Daniel Zamudio
Daniel Zamudio, 24, was tortured to death in Santiago, Chile (Facebook)

A Chilean court has convicted four men who tortured a young gay man, carved swastikas into his body then beat him to death in a Santiago Park.

Santiago Judge Juan Carlos Urrutia said Patricio Ahumada Garay, Alejandro Angulo Tapia, Raul Lopez Fuentes and Fabian Mora Mora were guilty of a crime of "extreme cruelty" and "total disrespect for human life".

The four, who were allegedly linked to a neo-Nazi gang, attacked homosexual Daniel Zamudio, 24, in Santiago in March 2012.

They burned him with cigarettes, cut him with broken bottles and glasses, broke his leg with a heavy stone and slashed off part of his ear, before carving Nazi symbols on his stomach.

Zamudio's ordeal lasted several hours. The clothing store salesman, who had hoped to study theatre, died in hospital three weeks later.

His death sparked a national debate about hate crimes that led the Chilean Congress to approve an anti-discrimination law.

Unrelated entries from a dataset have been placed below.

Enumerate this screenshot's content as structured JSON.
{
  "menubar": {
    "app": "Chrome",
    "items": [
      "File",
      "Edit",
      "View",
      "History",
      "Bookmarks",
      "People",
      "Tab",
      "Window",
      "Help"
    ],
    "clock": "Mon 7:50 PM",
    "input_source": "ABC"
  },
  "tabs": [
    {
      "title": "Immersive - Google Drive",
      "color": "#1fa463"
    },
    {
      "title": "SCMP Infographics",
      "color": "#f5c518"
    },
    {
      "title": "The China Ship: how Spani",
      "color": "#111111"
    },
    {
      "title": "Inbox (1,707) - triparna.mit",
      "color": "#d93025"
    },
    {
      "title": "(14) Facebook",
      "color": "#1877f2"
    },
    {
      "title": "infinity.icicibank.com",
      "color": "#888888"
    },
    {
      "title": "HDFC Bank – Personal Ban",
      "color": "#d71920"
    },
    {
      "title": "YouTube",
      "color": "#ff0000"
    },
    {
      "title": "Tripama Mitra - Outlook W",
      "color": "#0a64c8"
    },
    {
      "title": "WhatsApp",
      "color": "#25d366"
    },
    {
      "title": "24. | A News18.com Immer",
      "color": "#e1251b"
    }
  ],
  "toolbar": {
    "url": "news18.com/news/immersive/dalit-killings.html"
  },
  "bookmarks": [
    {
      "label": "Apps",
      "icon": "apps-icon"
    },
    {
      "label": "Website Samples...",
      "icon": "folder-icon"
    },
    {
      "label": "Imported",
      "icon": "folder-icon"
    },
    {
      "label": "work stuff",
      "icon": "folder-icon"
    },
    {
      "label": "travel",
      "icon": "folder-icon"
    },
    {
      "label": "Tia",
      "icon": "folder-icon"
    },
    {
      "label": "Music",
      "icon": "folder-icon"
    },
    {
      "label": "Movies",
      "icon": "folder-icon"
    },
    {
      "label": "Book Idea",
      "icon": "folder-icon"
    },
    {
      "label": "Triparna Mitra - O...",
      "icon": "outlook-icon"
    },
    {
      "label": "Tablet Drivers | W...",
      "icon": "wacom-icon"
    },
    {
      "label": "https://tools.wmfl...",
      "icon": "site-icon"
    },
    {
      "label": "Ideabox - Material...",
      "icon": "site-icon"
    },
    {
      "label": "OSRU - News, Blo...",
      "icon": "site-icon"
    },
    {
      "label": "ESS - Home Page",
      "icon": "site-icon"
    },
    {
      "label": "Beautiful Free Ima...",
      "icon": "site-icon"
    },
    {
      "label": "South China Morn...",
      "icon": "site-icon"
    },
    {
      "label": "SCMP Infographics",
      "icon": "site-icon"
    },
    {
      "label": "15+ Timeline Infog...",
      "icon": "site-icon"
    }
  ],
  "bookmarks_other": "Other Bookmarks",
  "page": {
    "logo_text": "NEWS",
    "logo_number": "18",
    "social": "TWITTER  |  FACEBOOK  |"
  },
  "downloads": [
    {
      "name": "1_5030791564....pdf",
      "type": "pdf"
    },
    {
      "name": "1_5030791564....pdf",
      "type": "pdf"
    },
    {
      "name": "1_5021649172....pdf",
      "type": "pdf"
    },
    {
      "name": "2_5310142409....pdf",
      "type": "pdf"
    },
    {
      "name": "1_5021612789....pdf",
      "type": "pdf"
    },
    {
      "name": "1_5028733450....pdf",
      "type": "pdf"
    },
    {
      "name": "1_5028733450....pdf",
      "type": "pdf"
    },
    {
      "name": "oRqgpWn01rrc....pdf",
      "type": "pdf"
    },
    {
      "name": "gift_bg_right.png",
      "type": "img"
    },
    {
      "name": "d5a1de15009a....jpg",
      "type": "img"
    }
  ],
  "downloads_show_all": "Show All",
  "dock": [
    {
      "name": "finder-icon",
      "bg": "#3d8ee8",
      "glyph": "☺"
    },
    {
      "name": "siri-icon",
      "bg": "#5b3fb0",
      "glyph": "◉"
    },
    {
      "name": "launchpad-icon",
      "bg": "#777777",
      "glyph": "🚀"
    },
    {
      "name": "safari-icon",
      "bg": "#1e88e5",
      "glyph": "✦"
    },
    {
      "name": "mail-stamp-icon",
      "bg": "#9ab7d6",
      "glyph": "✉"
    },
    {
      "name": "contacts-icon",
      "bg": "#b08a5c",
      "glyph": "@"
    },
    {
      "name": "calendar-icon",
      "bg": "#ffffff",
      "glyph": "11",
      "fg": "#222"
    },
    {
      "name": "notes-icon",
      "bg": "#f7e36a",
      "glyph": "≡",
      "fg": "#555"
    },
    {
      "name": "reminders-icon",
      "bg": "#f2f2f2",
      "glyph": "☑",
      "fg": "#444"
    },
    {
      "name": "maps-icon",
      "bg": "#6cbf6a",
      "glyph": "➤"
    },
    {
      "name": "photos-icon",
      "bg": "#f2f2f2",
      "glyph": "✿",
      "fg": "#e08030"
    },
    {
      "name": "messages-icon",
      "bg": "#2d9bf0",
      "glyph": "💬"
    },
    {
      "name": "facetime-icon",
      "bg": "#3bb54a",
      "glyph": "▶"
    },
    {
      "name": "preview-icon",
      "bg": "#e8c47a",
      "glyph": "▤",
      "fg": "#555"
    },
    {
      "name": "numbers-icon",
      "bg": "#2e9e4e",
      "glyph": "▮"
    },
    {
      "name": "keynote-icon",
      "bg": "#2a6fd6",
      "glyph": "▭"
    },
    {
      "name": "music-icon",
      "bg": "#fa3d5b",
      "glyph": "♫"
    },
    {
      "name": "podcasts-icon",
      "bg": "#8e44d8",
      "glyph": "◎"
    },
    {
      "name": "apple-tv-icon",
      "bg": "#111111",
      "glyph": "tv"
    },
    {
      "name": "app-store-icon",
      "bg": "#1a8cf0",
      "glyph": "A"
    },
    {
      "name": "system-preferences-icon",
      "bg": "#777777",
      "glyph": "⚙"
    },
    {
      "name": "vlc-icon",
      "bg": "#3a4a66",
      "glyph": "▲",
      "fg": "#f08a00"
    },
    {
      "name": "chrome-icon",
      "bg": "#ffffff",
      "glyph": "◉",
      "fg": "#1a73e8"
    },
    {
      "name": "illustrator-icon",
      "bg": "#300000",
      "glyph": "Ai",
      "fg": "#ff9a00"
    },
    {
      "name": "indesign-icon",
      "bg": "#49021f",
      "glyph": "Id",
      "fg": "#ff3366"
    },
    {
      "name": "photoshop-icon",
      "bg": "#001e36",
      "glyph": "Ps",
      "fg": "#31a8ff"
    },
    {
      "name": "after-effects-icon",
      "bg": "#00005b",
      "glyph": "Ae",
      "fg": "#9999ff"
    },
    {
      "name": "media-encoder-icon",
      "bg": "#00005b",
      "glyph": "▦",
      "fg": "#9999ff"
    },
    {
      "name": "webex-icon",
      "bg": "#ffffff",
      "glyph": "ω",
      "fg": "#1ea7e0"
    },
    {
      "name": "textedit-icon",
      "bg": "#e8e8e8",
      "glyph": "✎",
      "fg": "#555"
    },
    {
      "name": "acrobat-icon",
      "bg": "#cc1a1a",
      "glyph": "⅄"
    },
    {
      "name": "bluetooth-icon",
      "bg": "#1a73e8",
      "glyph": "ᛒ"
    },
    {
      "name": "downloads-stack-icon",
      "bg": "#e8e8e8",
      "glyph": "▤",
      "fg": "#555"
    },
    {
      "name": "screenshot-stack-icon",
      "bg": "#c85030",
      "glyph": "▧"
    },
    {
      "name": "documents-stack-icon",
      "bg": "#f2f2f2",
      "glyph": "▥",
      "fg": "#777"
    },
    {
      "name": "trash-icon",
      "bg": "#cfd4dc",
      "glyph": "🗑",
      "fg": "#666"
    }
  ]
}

Zamudio's mother sobbed as the judge read out the guilty verdict in court.

"Nothing can change the tremendous pain suffered by Daniel's parents," presidential spokeswoman Cecilia Perez said. "But there's no doubt that today some tranquillity has finally reached their hearts. It's the tranquillity that comes with justice."

The length of the attackers' incarceration will be decided at a sentencing hearing later this month.

Prosecutors asked for jail terms ranging from eight years to life in prison.

"We're satisfied with this ruling. There's a before and an after the Zamudio case," said Rolando Jimenez, president of the Gay Liberation and Integration Movement.

"It generated such outrage because of the brutality, the hate, that it helped raised awareness," Jimenez said. "We've witnessed a cultural change that finally led to an anti-discrimination law."

Chile Gay murder
Patricio Ahumada Garay, Alejandro Angulo Tapia, Raul Lopez Fuentes and Fabian Mora Mora were guilty of a crime of \"extreme cruelty\" and \"total disrespect for human life\" a Chilean judge said.